» **Information provided**:
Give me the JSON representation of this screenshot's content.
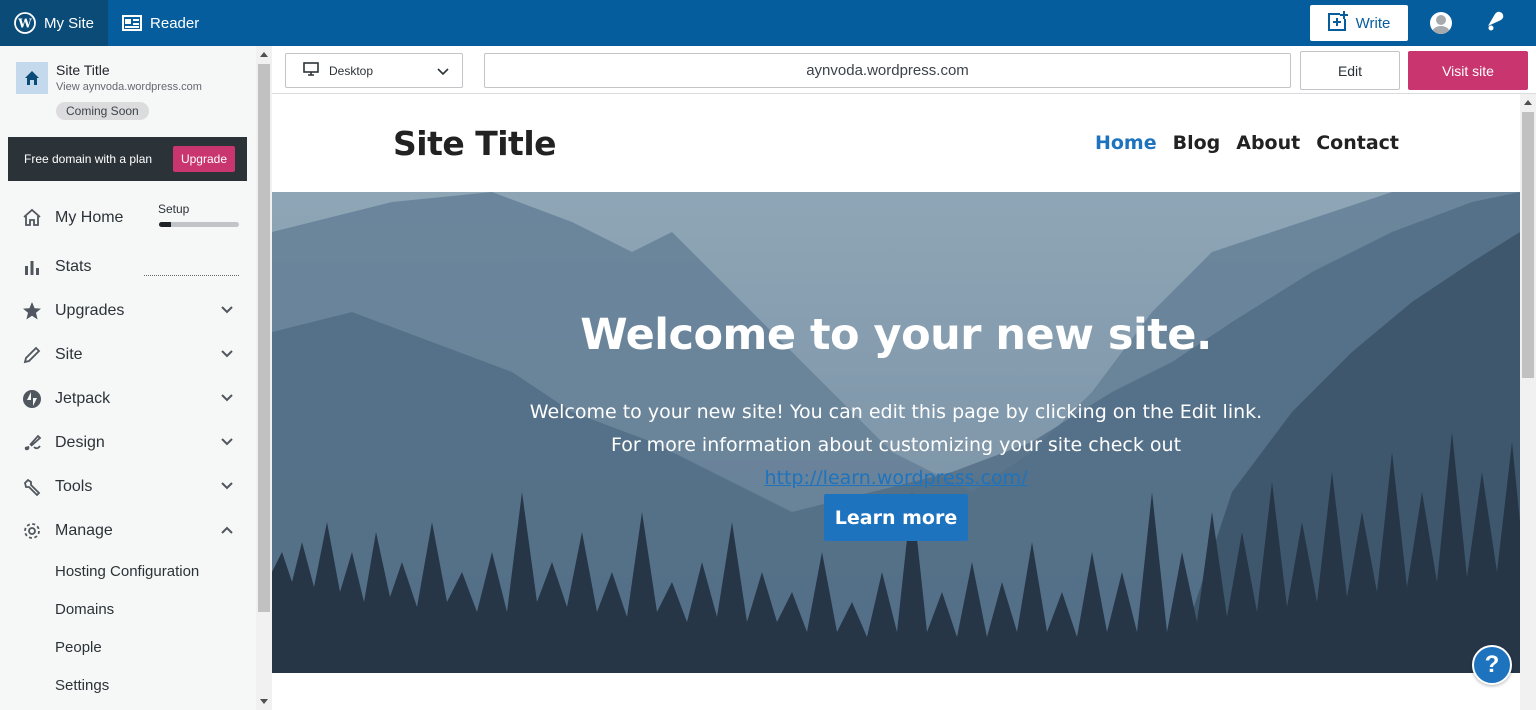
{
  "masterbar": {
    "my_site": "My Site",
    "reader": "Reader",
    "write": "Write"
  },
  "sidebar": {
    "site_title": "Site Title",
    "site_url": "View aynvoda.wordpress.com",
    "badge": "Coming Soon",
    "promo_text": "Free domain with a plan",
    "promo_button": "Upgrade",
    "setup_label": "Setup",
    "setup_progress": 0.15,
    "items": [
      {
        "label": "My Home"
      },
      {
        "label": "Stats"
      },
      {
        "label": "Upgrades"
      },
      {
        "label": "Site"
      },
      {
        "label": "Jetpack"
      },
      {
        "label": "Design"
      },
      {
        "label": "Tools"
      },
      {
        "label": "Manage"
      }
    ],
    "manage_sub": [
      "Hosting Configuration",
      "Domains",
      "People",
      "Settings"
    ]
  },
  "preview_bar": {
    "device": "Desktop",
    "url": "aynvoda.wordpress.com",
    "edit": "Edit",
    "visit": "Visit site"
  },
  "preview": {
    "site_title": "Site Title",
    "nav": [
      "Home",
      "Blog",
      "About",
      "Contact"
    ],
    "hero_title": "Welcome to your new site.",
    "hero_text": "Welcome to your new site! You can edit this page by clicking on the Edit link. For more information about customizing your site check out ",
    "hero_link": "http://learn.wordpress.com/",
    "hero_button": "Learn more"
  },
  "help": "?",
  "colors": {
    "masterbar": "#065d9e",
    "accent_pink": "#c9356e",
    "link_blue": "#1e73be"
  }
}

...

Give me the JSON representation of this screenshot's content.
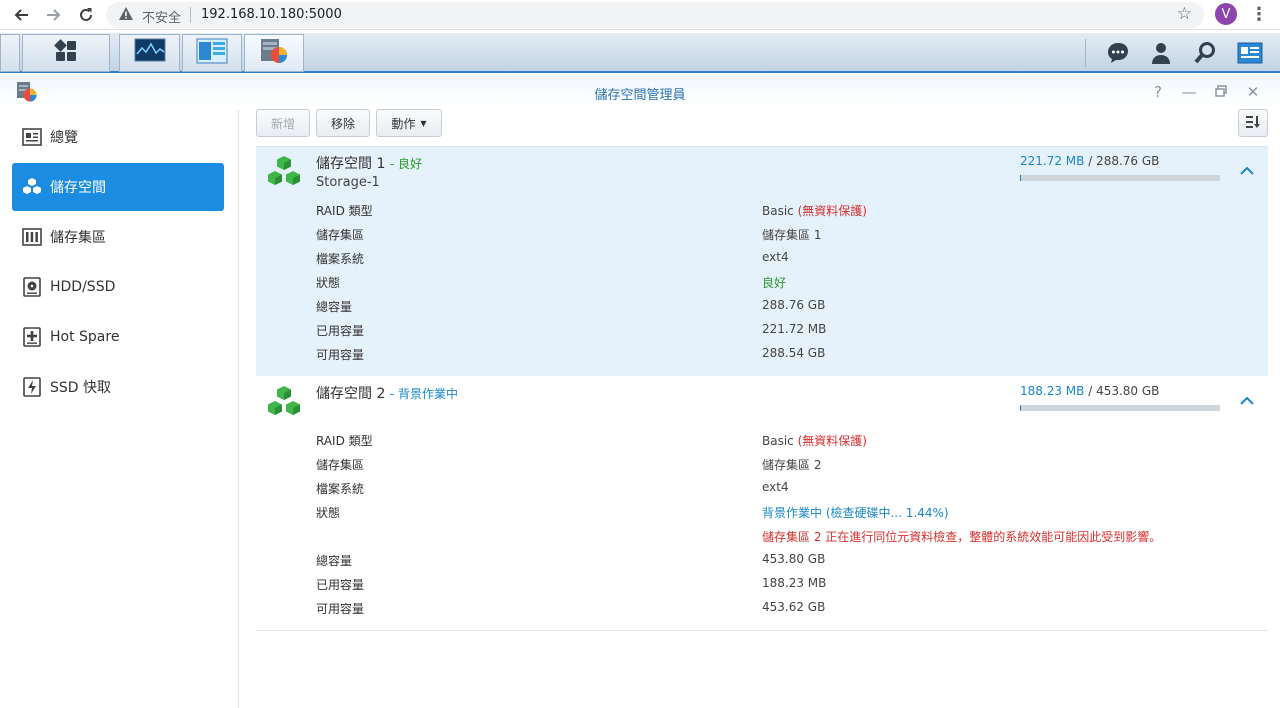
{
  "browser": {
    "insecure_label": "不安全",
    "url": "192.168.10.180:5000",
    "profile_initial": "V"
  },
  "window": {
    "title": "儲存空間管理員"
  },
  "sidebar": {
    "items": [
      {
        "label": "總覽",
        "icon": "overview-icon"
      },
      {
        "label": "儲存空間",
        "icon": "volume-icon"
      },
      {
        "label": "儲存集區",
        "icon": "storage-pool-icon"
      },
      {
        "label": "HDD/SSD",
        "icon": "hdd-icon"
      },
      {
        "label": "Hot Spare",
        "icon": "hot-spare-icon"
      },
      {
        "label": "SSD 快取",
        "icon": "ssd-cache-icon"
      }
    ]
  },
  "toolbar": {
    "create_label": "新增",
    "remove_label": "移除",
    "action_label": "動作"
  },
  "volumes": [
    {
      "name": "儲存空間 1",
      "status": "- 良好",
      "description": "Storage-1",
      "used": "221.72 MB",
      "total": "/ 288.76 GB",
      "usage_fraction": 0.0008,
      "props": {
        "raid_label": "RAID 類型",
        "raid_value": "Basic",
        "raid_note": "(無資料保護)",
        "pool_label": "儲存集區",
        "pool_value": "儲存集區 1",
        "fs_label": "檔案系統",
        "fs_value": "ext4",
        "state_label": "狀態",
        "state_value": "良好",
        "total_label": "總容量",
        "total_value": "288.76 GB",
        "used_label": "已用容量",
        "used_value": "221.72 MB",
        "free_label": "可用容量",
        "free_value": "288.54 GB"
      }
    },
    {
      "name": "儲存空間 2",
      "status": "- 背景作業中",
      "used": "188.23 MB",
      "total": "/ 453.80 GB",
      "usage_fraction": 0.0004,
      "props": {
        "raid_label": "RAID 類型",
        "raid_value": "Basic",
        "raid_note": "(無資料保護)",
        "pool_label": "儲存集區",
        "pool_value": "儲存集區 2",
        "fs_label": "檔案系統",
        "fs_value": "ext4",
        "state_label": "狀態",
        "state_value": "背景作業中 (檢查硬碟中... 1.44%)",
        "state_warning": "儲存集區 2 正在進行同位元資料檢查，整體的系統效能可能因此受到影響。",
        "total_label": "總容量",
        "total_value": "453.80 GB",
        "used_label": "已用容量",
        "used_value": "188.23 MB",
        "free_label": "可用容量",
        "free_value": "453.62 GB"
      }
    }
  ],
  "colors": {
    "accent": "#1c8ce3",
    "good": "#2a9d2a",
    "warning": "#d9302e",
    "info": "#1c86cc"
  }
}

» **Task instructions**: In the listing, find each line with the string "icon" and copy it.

» **Reply**:
        "icon": "overview-icon"
        "icon": "volume-icon"
        "icon": "storage-pool-icon"
        "icon": "hdd-icon"
        "icon": "hot-spare-icon"
        "icon": "ssd-cache-icon"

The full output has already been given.